  8. #8
    Join Date
    Jan 2007
    Location
    Ottawa, ON Canada
    Posts
    1,357
    At all the local lumber yards, rough sawn is sold at 4/4, 6/4, 8/4 etc. I've never seen any mention of metric equivalents. We buy sheet goods in 4 x 8 or 5 x 10 sheets. They are actually about an inch larger in both dimensions so we can get a good, square 4 x 8 or 5 x 10 out of them. Thickness seems to vary depending on the supplier. Some is a true 3/4", some is 19mm.
    Grant
    Ottawa ON

  9. #9
    Join Date
    Mar 2003
    Location
    SE PA - Central Bucks County
    Posts
    54,699
    I"m not Canadian. I use metric. I don't worry about how material is sold because I"m going to dimension everything myself anyway in the shop. It doesn't take too much to mentally convert to inches for board foot calculations and sheet stock is what it is.
    --

    The most expensive tool is the one you buy "cheaply" and often...

  10. #10
    Join Date
    Dec 2019
    Location
    The old pueblo in el norte.
    Posts
    888
    Quote Originally Posted by Rod Sheridan View Post
    for example people often indicate their weight in Kilograms, which isn't a unit of weight.
    .
    Since most people are measuring their mass at 1G, and weight is a measurement of gravitational force, it's really splitting hairs.

    Besides, it's more or less about not understanding physics
    Last edited by mike stenson; 10-23-2020 at 3:59 PM.
    ~mike

    scope creep

  11. #11
    Here's a Canadian wood supplier - don't think there's any metric:

    https://www.westwindhardwood.com/pro...ory/hardwoods/
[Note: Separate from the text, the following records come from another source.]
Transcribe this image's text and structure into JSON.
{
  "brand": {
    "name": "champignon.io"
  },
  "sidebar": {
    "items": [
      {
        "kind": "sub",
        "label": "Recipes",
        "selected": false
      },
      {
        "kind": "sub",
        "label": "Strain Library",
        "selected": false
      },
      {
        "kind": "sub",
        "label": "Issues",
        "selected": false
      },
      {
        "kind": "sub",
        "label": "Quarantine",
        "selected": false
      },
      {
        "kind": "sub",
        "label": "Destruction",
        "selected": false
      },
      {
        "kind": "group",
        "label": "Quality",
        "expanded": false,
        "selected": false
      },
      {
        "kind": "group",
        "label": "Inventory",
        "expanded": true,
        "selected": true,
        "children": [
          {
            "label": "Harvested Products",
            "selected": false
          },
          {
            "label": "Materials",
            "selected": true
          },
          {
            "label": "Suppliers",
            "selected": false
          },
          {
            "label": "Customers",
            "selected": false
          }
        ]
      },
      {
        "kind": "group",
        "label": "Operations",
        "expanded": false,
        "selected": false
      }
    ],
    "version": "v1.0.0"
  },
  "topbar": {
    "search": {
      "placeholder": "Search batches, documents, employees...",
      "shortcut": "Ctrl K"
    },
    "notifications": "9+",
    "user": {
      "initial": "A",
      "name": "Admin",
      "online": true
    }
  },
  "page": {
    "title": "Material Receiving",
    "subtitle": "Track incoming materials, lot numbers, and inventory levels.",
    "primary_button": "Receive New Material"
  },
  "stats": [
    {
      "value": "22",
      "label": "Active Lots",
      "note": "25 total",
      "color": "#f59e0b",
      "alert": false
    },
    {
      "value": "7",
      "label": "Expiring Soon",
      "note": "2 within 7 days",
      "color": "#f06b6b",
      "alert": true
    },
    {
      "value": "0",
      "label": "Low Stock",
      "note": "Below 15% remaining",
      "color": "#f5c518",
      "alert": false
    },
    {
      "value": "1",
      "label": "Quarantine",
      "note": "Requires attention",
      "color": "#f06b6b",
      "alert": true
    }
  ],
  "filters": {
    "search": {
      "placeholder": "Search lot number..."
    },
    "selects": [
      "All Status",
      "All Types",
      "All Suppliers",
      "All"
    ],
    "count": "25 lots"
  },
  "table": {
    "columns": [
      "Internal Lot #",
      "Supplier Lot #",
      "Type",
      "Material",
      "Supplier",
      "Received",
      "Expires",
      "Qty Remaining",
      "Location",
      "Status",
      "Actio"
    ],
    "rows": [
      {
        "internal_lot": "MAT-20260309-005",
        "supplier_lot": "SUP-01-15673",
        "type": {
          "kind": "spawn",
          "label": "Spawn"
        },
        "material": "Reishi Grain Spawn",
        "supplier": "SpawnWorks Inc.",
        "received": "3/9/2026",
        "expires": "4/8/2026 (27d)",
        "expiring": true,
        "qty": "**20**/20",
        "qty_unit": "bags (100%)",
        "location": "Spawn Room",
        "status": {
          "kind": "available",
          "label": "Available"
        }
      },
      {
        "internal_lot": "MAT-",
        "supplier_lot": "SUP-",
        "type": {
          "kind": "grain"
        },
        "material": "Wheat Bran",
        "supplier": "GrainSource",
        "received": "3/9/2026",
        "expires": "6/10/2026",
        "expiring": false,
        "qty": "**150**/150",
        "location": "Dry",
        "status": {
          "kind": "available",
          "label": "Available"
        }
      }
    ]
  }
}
  12. #12
    Join Date
    May 2014
    Location
    Alberta
    Posts
    1,680
    So here is my take. As a carpenter working in the trades my entire adult life we use imperial exclusively on the job. Feet and inches. Our material is all standard 4'x8' basically because we share the longest undefended Border in the World with The U.S. which happens to be our largest trading partner for softwood lumber products. So we will probably never have metric dimensioned sheet goods (length and width). In reality we are permanently caught between two systems ,so one just learns to roll with it. At my shop I thickness to 20mm for finished thickness on most of my projects. As far as which system of measurement is used ,Both. Depends on what I am doing. Cabinets set heights are based on imperial norms,counter 36'' high. However box widths could be either metric or imperial.

  13. #13
    Join Date
    Jun 2012
    Location
    New Westminster BC
    Posts
    1,528
    Quote Originally Posted by John Gornall View Post
    Here's a Canadian wood supplier - don't think there's any metric:
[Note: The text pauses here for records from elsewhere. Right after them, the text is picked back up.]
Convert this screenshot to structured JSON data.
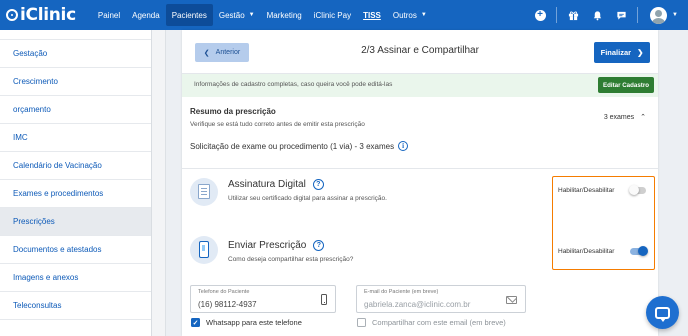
{
  "brand": {
    "name": "iClinic"
  },
  "nav": {
    "items": [
      {
        "label": "Painel"
      },
      {
        "label": "Agenda"
      },
      {
        "label": "Pacientes"
      },
      {
        "label": "Gestão"
      },
      {
        "label": "Marketing"
      },
      {
        "label": "iClinic Pay"
      },
      {
        "label": "TISS"
      },
      {
        "label": "Outros"
      }
    ],
    "active": "Pacientes"
  },
  "sidebar": {
    "items": [
      {
        "label": "Gestação"
      },
      {
        "label": "Crescimento"
      },
      {
        "label": "orçamento"
      },
      {
        "label": "IMC"
      },
      {
        "label": "Calendário de Vacinação"
      },
      {
        "label": "Exames e procedimentos"
      },
      {
        "label": "Prescrições"
      },
      {
        "label": "Documentos e atestados"
      },
      {
        "label": "Imagens e anexos"
      },
      {
        "label": "Teleconsultas"
      }
    ],
    "active": "Prescrições"
  },
  "stepper": {
    "prev_label": "Anterior",
    "title": "2/3 Assinar e Compartilhar",
    "finish_label": "Finalizar"
  },
  "notice": {
    "text": "Informações de cadastro completas, caso queira você pode editá-las",
    "edit_label": "Editar Cadastro"
  },
  "summary": {
    "title": "Resumo da prescrição",
    "subtitle": "Verifique se está tudo correto antes de emitir esta prescrição",
    "exam_count": "3 exames",
    "request": "Solicitação de exame ou procedimento (1 via) - 3 exames"
  },
  "signature": {
    "title": "Assinatura Digital",
    "subtitle": "Utilizar seu certificado digital para assinar a prescrição.",
    "toggle_label": "Habilitar/Desabilitar",
    "enabled": false
  },
  "send": {
    "title": "Enviar Prescrição",
    "subtitle": "Como deseja compartilhar esta prescrição?",
    "toggle_label": "Habilitar/Desabilitar",
    "enabled": true,
    "phone": {
      "label": "Telefone do Paciente",
      "value": "(16) 98112-4937"
    },
    "email": {
      "label": "E-mail do Paciente (em breve)",
      "value": "gabriela.zanca@iclinic.com.br"
    },
    "whatsapp": {
      "label": "Whatsapp para este telefone",
      "checked": true
    },
    "share_email": {
      "label": "Compartilhar com este email (em breve)",
      "checked": false
    }
  },
  "colors": {
    "primary": "#1565c0",
    "success": "#2e7d32",
    "highlight": "#f57c00",
    "notice_bg": "#eaf6ec"
  }
}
    https://www.westwindhardwood.com/pro...ory/hardwoods/
    If you search a bit you'll find the plywood is metric thickness, the epoxy is in litres, the Dominoes are in mm and of course the pricing is metric but yes rough sawn lumber is imperial. We are really a mixed bag. For example, BC Ferries states max vehicle weights in Kg but length, width and height limits are in feet and they ask you to park within 6 in of the vehicle ahead of you. Provinces are metric (we have 10) but territories are imperial (3).

  14. #14
    Join Date
    May 2014
    Location
    Alberta
    Posts
    1,680
    Doug I grew up in the Yukon and it is definitely not imperial. Metric started in schools in the 70's. Just like the rest of Canada.

  15. #15
    Join Date
    Jun 2012
    Location
    New Westminster BC
    Posts
    1,528
    Mike, I agree we are officially metric and that's what's taught in school but in reality we are still a mix. Construction lumber is a good example, still imperial, sheet goods like drywall still imperial length, width and thickness while plywood is metric thickness only. If the US had gone metric when we did we would be full metric but when your biggest trading partner is imperial you end up where we are.

Posting Permissions

  • You may not post new threads
  • You may not post replies
  • You may not post attachments
  • You may not edit your posts
  •